**Work item:**
Please state how many lines of the data below contain the word "username", offering nothing besides the number.

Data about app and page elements
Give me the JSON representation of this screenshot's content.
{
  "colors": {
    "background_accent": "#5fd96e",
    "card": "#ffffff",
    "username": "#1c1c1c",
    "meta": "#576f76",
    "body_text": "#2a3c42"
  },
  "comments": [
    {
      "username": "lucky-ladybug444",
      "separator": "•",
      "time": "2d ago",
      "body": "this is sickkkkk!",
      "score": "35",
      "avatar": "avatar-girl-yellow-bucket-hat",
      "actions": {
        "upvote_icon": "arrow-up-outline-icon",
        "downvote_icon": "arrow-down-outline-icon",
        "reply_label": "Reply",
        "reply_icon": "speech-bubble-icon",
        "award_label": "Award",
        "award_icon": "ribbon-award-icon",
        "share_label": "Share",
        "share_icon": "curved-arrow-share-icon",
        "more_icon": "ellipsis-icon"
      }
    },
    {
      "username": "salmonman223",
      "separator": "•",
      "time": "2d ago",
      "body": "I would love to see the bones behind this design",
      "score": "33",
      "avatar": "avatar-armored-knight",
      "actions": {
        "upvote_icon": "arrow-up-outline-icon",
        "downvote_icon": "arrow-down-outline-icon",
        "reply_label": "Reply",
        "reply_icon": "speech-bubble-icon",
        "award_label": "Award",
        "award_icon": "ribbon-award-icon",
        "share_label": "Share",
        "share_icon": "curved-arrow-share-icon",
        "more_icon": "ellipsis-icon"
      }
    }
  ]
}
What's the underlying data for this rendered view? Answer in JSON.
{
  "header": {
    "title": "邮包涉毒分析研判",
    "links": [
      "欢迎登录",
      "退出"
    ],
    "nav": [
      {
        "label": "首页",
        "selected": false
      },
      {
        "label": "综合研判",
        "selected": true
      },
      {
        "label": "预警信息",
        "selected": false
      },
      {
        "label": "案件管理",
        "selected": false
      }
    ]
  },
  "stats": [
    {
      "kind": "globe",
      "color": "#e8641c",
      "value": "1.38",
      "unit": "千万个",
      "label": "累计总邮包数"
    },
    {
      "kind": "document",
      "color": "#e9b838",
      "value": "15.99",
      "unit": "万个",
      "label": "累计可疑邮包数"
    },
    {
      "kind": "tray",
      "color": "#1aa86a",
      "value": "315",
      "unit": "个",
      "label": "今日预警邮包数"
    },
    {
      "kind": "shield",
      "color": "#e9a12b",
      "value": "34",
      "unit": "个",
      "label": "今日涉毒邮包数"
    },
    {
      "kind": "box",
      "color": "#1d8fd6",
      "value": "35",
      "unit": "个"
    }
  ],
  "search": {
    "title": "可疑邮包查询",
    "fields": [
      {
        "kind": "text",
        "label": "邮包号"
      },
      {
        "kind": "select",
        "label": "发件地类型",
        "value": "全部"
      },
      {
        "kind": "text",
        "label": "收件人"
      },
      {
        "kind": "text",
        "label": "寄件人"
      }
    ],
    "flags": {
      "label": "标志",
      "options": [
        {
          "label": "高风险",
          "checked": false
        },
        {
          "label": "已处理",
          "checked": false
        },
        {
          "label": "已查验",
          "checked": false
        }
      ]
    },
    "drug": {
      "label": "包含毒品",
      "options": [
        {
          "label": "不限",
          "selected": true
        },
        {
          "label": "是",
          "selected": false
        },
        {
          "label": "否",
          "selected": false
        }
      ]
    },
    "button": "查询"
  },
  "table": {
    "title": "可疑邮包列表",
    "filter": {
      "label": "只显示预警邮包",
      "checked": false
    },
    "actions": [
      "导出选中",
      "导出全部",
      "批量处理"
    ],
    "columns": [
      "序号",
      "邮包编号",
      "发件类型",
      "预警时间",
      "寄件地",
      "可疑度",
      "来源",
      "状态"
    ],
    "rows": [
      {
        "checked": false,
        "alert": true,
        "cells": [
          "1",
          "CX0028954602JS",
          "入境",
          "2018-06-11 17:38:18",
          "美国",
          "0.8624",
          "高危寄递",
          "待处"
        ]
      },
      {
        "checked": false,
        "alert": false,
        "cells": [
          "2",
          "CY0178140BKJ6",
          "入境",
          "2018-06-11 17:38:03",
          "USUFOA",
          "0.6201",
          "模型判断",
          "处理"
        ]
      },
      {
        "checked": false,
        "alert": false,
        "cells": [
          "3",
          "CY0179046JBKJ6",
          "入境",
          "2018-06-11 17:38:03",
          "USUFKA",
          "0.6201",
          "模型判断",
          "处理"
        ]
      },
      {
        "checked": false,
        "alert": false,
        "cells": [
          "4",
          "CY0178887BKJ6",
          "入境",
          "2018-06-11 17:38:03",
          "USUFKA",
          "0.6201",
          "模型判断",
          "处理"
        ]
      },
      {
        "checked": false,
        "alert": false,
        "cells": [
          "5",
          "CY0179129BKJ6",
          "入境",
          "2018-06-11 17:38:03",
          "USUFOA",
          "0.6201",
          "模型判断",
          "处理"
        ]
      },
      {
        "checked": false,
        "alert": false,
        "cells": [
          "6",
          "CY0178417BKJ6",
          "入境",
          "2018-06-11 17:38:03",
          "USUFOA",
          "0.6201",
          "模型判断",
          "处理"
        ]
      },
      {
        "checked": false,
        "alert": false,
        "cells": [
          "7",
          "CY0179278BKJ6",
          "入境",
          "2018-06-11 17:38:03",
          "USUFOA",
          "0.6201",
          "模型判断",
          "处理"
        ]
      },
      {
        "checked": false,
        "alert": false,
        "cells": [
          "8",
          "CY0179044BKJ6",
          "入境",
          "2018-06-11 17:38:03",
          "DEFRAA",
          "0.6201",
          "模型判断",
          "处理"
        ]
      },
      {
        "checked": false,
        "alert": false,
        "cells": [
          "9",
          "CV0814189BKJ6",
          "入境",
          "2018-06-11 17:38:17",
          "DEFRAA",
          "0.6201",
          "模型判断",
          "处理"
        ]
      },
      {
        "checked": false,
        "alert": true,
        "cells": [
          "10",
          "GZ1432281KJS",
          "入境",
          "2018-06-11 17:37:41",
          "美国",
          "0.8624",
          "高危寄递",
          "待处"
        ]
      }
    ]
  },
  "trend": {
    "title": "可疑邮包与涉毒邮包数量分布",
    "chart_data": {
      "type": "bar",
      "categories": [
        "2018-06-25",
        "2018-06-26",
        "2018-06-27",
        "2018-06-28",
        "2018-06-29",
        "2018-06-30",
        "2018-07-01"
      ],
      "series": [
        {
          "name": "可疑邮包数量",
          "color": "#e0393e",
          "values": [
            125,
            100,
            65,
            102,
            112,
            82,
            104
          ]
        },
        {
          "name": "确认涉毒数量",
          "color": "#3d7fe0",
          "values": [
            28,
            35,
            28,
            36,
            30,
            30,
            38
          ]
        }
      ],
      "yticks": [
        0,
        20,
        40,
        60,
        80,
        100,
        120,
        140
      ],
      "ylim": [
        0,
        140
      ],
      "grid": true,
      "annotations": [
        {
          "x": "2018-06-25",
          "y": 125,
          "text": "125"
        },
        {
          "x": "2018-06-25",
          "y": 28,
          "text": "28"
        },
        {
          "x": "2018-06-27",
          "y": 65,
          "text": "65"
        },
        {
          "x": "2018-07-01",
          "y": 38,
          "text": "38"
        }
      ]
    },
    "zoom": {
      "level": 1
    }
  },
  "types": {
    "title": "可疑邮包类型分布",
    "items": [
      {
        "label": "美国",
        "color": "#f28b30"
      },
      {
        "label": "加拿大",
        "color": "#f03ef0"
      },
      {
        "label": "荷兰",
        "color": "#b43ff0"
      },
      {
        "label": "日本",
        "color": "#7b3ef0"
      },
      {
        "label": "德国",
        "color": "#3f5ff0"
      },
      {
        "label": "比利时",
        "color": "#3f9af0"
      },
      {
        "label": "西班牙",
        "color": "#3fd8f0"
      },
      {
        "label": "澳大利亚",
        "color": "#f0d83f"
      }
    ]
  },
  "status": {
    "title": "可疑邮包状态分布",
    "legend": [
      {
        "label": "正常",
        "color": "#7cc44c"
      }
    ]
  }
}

**Result of the task:**
3